### [TASK REQUIREMENTS]
Lines from the records below that contain the word "giúp" are to be copied out.

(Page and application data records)
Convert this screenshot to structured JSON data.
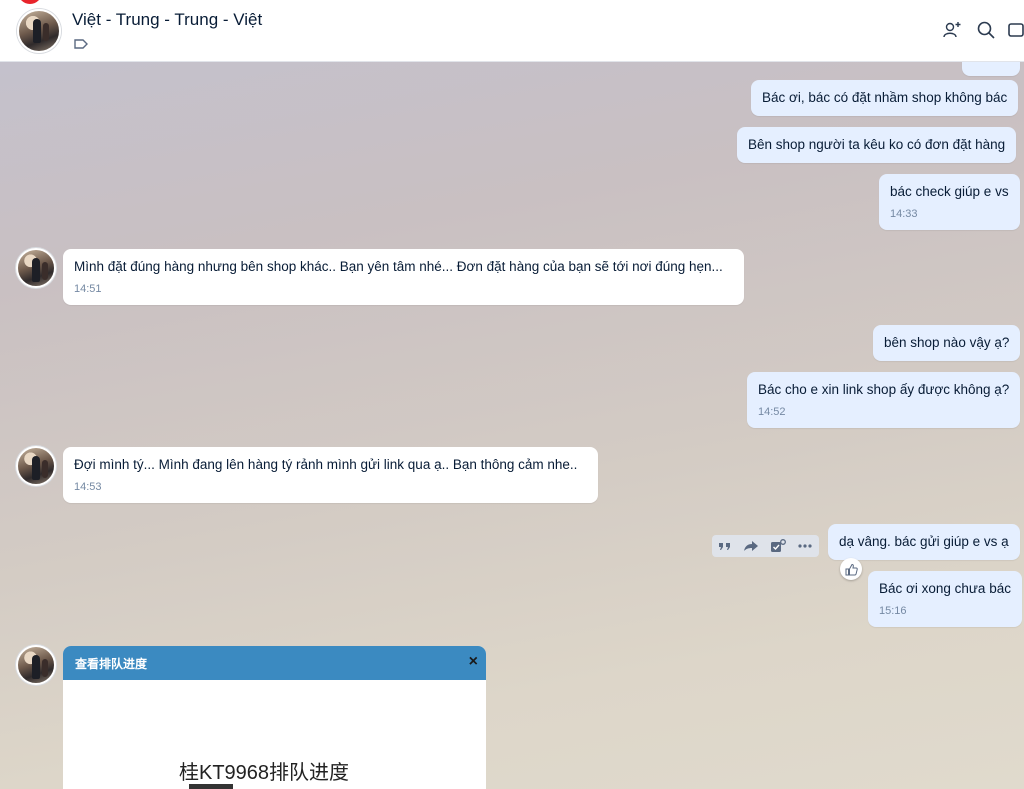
{
  "header": {
    "title": "Việt - Trung - Trung - Việt"
  },
  "messages": {
    "m1": {
      "text": "Bác ơi, bác có đặt nhầm shop không bác"
    },
    "m2": {
      "text": "Bên shop người ta kêu ko có đơn đặt hàng"
    },
    "m3": {
      "text": "bác check giúp e vs",
      "time": "14:33"
    },
    "m4": {
      "text": "Mình đặt đúng hàng nhưng bên shop khác.. Bạn yên tâm nhé... Đơn đặt hàng của bạn sẽ tới nơi đúng hẹn...",
      "time": "14:51"
    },
    "m5": {
      "text": "bên shop nào vậy ạ?"
    },
    "m6": {
      "text": "Bác cho e xin link shop ấy được không ạ?",
      "time": "14:52"
    },
    "m7": {
      "text": "Đợi mình tý... Mình đang lên hàng tý rảnh mình gửi link qua ạ.. Bạn thông cảm nhe..",
      "time": "14:53"
    },
    "m8": {
      "text": "dạ vâng. bác gửi giúp e vs ạ"
    },
    "m9": {
      "text": "Bác ơi xong chưa bác",
      "time": "15:16"
    }
  },
  "card": {
    "title": "查看排队进度",
    "close": "×",
    "heading": "桂KT9968排队进度"
  },
  "icons": {
    "header": [
      "add-member-icon",
      "search-icon",
      "video-call-icon"
    ],
    "actions": [
      "quote-icon",
      "forward-icon",
      "task-icon",
      "more-icon"
    ],
    "reaction": "thumbs-up-icon"
  },
  "colors": {
    "my_bubble": "#e5efff",
    "their_bubble": "#ffffff",
    "card_header": "#3b8ac1",
    "time_text": "#7589a3"
  }
}
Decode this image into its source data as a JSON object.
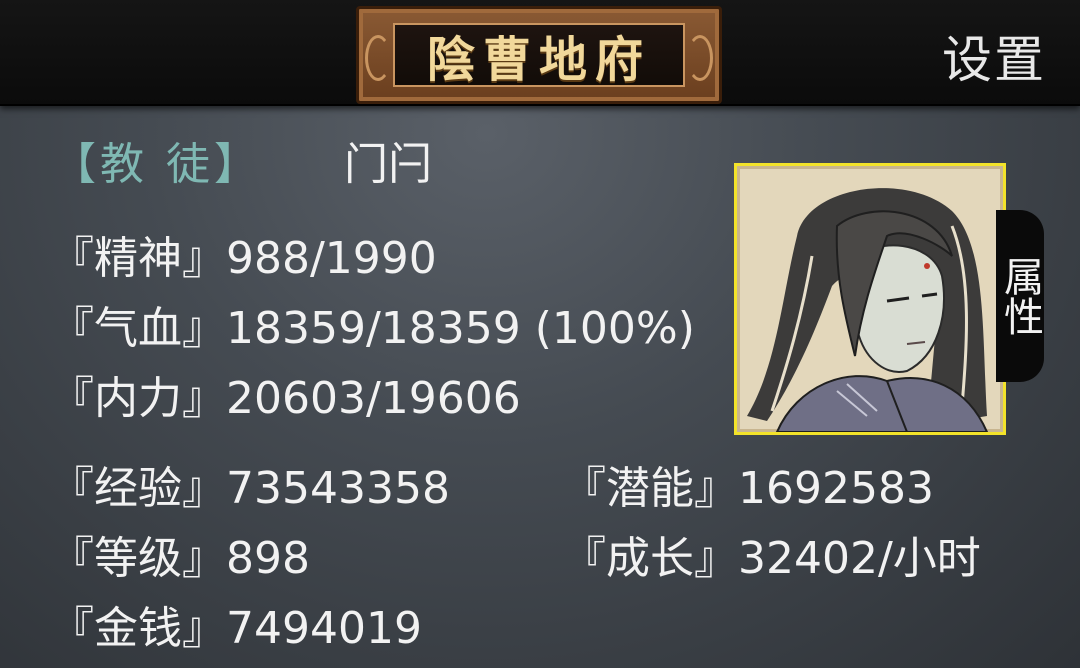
{
  "header": {
    "title": "陰曹地府",
    "settings_label": "设置"
  },
  "role": {
    "tag": "【教 徒】",
    "name": "门闩"
  },
  "stats": {
    "spirit_label": "『精神』",
    "spirit_value": "988/1990",
    "hp_label": "『气血』",
    "hp_value": "18359/18359 (100%)",
    "mp_label": "『内力』",
    "mp_value": "20603/19606",
    "exp_label": "『经验』",
    "exp_value": "73543358",
    "potential_label": "『潜能』",
    "potential_value": "1692583",
    "level_label": "『等级』",
    "level_value": "898",
    "growth_label": "『成长』",
    "growth_value": "32402/小时",
    "money_label": "『金钱』",
    "money_value": "7494019"
  },
  "side_tab": {
    "label": "属性"
  },
  "colors": {
    "role_tag": "#7fb8b3",
    "title_text": "#f1d89b",
    "portrait_border": "#f3e32a"
  }
}
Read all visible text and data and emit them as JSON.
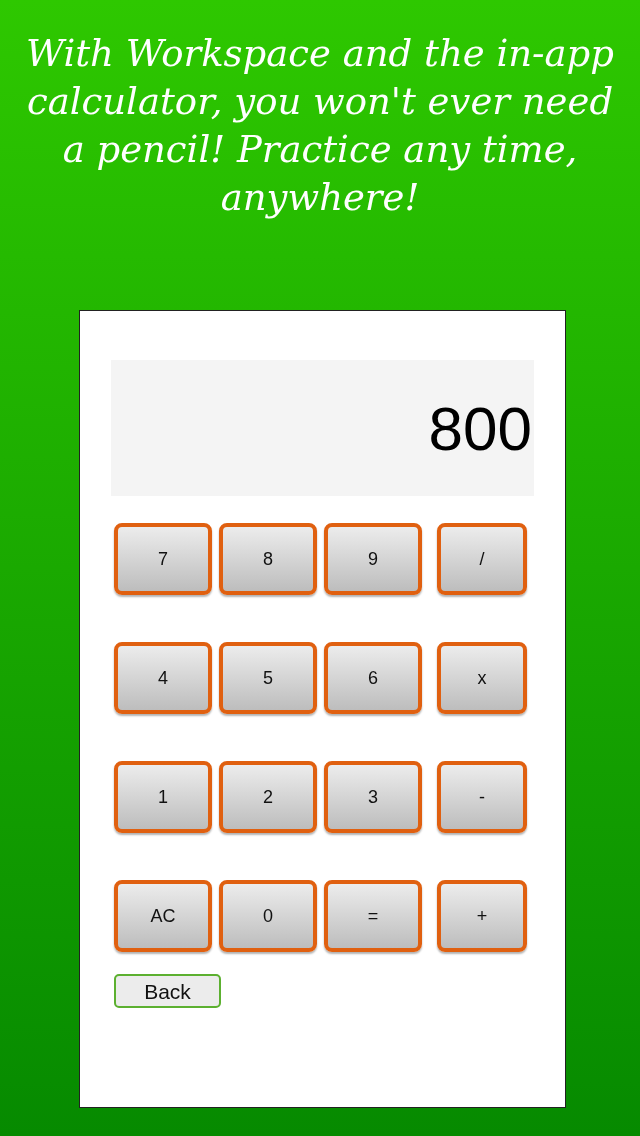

### [FINAL ANSWER]
      "text": "bác check giúp e vs",
      "text": "dạ vâng. bác gửi giúp e vs ạ"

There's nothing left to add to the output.